Vessels in Gulf waters report GPS interference
Iran's Islamic Revolutionary Guard Corps (IRGC) has been interfering with the communications and navigation systems of commercial vessels in the Strait of Hormuz and Gulf waters, regional experts told Al-Mashareq.
This is a political game intended to confuse ships so they will inadvertently stray into Iranian waters, where IRGC forces will seize them, they said.
In an August 7th maritime advisory, the US Department of Transportation's Maritime Administration warned commercial vessels of "heightened military activity and increased political tensions" in the Gulf region.
"Associated with these threats is a potential for miscalculation or misidentification that could lead to aggressive actions," the advisory said.

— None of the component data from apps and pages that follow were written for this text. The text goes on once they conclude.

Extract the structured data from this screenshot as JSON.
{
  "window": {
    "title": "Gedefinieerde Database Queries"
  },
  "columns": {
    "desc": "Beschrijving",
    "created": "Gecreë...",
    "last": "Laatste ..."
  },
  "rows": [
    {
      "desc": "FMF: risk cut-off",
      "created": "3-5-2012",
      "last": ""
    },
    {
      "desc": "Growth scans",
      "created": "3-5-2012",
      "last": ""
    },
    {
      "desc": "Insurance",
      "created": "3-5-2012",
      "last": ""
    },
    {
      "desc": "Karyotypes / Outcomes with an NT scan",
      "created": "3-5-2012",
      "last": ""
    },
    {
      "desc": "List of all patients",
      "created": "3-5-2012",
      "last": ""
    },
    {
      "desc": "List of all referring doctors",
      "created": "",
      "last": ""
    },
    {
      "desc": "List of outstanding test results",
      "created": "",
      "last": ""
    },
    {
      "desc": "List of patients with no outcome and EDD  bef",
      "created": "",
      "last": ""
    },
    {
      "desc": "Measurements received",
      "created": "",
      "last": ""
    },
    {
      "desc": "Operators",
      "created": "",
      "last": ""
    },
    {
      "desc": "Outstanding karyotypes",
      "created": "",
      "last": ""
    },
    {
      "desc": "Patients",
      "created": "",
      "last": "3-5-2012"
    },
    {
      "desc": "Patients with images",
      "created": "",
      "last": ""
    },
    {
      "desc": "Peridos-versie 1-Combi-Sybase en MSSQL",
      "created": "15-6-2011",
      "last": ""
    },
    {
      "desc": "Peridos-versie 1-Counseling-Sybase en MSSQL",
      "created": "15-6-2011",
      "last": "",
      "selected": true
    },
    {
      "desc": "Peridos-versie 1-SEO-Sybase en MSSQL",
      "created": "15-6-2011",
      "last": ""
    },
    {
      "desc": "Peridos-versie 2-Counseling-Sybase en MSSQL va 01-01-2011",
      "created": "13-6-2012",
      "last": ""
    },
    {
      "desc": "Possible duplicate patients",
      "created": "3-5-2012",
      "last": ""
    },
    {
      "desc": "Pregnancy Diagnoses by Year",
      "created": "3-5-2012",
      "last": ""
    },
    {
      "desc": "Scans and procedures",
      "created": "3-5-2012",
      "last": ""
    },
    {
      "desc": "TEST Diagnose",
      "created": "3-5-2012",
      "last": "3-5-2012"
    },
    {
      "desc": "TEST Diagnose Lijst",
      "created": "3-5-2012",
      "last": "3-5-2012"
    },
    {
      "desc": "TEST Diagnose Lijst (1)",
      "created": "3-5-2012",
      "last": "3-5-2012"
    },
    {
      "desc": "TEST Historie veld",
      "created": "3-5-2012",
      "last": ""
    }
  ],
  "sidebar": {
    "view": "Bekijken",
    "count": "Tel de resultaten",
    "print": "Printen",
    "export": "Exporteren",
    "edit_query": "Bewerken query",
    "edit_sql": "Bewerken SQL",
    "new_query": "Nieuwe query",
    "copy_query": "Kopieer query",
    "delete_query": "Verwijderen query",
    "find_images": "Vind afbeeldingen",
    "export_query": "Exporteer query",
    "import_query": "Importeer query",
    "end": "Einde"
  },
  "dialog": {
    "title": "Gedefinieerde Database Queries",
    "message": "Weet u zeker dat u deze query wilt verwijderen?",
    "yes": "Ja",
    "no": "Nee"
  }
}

"Vessels operating in the Persian Gulf, Strait of Hormuz, and Gulf of Oman may also encounter GPS interference, bridge-to-bridge communications spoofing, and/or other communications jamming with little to no warning," it said.
Presenting a list of more than a dozen maritime incidents that have occurred in Gulf waters since May, the advisory said that in at least two cases, vessels reported GPS interference.
"Vessels have also reported spoofed bridge-to-bridge communications from unknown entities falsely claiming to be US or coalition warships," the advisory said.
"From the technical and military standpoints, it is quite possible that the IRGC could manipulate the navigational equipment of ships passing through the Strait of Hormuz," retired UAE army officer Abdullah al-Ameri told Al-Mashareq.
GPS messages and signals could be made to appear as if they are from US or British vessels or observation points, he said, and could be used to misdirect the ships or cause them to change their course.
Once they are outside international waters, these ships could be overpowered and seized under various pretexts, he said, noting that this may have been the case with the British ship, Stena Impero, that the Iranian Navy seized on July 19th.
Such actions amount to a kind of maritime piracy, he said.
"Somali pirates, for example, negotiate for money, and the IRGC is negotiating for political gains that would enable it to [evade] the consequences of its provocative and hostile actions toward the region and the world," al-Ameri said.
Preventing such incidents and interference requires the implementation of a series of additional measures to strengthen procedures and improve the communication between military and commercial vessels, he said.
The impact on oil supply
The IRGC intends to disrupt the security environment in the Strait of Hormuz and Gulf and impede maritime navigation, said Al-Sharq Centre for Regional and Strategic Studies researcher Fathi al-Sayed, who specialises in Iranian affairs.
The aim is to disrupt oil supplies, he told Al-Mashareq, seeing as this region supplies most countries of the world with their oil needs, and that any disruption to this supply would have a negative impact on global oil prices.
This would stoke tension in the Gulf region, the Middle East and the world at large, he said, and would divert attention from the fundamental problem of the IRGC’s conduct in the region and the resulting destabilisation.
"The IRGC’s determination to stir up tension in the Strait of Hormuz stems from the fact that most of the oil produced by Gulf countries passes through it," Ain Shams University economics professor Shaher Abdullah told Al-Mashareq.
A full 99% of the UAE’s oil exports, 88% of Saudi Arabia’s oil exports, 98% of Iraq’s oil exports and 100% of the oil exports of Qatar, Iran and Kuwait pass through the strait, he said.
"The US and its allies in the Gulf region are looking first towards peaceful solutions, and will not consider military solutions unless absolutely necessary," he said.